## [Exercise prompt]
Check every line of the records below for the string "JSON" and copy the ones that have it.

[[ Data excerpts, beginning ]]

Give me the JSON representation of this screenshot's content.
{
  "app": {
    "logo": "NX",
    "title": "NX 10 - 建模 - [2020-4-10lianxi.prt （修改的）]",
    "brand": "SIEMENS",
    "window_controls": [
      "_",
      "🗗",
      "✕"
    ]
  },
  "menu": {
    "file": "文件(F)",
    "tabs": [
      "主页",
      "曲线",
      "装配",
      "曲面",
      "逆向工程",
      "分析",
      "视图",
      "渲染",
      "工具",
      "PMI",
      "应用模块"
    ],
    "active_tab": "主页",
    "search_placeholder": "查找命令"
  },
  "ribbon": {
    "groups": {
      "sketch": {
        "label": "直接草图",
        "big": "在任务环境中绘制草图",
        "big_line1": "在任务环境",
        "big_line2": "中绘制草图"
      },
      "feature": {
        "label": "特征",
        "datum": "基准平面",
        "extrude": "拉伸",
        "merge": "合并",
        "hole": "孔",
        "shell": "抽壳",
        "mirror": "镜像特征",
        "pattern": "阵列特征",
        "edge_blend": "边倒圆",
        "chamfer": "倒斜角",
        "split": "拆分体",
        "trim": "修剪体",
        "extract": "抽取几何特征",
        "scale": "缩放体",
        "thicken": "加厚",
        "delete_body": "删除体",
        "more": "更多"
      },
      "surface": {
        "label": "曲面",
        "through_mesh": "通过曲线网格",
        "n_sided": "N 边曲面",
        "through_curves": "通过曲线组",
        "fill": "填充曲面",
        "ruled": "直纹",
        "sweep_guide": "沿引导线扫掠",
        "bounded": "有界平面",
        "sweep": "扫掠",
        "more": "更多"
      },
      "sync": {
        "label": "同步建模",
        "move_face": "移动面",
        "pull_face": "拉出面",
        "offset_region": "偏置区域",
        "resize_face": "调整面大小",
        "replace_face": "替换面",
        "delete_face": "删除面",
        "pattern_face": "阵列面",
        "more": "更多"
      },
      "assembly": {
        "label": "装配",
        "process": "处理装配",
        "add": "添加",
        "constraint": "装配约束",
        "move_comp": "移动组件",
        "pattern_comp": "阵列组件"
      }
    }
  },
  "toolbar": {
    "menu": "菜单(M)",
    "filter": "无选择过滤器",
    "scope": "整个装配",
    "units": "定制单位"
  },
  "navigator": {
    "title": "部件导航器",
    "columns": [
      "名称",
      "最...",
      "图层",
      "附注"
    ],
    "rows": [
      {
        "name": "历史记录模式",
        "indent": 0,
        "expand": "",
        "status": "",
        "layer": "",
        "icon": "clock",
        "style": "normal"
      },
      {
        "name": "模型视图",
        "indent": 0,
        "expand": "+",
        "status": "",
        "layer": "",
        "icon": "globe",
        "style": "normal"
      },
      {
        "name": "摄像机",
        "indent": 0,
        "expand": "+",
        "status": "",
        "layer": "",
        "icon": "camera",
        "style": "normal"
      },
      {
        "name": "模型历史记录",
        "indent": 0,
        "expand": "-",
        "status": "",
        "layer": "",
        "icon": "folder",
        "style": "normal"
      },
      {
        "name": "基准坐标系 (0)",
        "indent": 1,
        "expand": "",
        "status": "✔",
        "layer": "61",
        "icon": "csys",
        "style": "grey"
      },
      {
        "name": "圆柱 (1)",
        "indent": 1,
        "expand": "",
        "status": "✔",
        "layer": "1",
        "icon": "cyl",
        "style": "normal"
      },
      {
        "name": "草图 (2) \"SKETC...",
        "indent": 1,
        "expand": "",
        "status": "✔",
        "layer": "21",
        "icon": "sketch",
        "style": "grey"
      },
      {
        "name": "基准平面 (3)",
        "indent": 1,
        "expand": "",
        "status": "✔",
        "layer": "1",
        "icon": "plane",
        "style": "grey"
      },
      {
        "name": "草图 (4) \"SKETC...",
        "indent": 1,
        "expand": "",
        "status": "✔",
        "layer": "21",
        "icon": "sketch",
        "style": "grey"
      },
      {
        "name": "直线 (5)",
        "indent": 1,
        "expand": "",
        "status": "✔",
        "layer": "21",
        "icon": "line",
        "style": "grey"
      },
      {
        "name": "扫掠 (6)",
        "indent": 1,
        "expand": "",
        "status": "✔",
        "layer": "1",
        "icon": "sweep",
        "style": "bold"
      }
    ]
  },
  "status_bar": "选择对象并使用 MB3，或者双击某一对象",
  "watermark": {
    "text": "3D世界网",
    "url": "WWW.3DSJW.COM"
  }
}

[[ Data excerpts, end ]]
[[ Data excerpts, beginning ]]

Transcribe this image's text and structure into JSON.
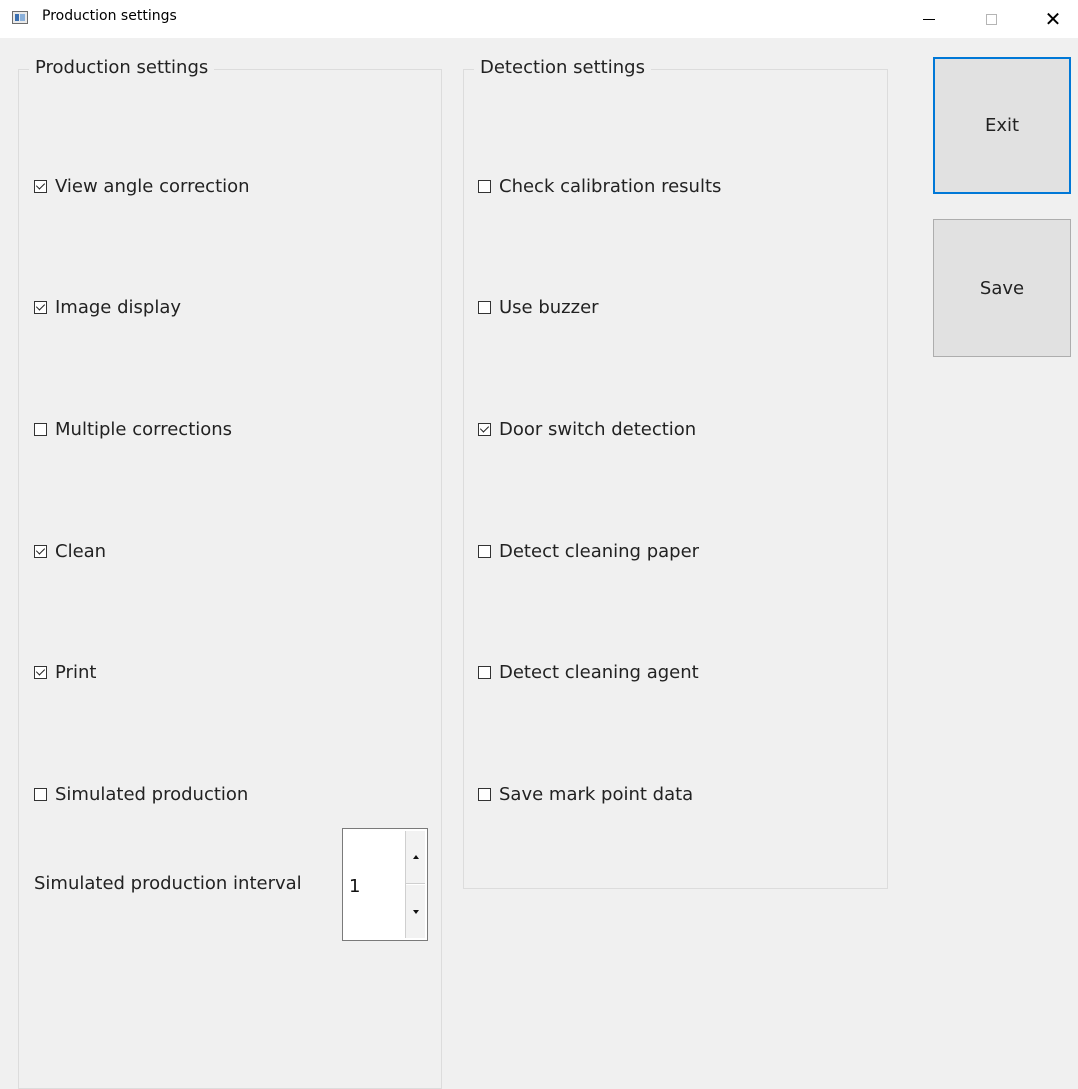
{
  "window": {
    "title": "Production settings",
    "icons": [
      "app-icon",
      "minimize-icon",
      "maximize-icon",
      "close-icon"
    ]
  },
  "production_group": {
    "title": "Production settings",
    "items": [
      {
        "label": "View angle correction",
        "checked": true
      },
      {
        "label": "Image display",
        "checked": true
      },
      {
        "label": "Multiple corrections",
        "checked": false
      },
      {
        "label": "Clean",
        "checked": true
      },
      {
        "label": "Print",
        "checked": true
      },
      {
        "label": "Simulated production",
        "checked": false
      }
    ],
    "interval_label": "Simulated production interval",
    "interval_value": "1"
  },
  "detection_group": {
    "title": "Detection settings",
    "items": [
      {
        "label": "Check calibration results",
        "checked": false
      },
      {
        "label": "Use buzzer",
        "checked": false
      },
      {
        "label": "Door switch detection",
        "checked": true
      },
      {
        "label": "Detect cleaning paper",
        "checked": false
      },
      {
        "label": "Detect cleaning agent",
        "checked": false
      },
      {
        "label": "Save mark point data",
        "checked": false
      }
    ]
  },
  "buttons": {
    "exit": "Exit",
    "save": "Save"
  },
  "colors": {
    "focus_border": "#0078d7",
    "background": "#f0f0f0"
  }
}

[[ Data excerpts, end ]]
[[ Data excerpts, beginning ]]

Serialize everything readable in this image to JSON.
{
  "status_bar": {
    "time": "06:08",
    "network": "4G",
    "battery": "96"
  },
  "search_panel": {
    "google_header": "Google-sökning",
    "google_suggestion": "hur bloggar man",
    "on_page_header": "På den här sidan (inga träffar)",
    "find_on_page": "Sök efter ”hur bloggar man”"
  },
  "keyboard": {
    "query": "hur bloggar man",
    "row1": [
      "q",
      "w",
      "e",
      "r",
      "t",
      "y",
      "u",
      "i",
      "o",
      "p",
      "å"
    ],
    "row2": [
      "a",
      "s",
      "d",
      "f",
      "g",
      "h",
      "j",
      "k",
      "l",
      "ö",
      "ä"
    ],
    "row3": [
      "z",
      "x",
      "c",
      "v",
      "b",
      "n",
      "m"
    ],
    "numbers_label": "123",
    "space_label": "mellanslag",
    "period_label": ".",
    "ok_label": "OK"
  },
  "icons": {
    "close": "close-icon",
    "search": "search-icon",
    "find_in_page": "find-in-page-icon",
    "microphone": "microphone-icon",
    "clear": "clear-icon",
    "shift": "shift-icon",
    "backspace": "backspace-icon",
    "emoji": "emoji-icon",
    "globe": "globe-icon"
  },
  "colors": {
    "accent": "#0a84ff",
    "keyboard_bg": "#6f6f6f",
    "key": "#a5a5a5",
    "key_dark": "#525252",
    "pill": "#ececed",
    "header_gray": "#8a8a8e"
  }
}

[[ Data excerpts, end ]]

## [Solution below]
Give me the JSON representation of this screenshot's content.
Transcribe this image's text and structure into JSON.
Serialize everything readable in this image to JSON.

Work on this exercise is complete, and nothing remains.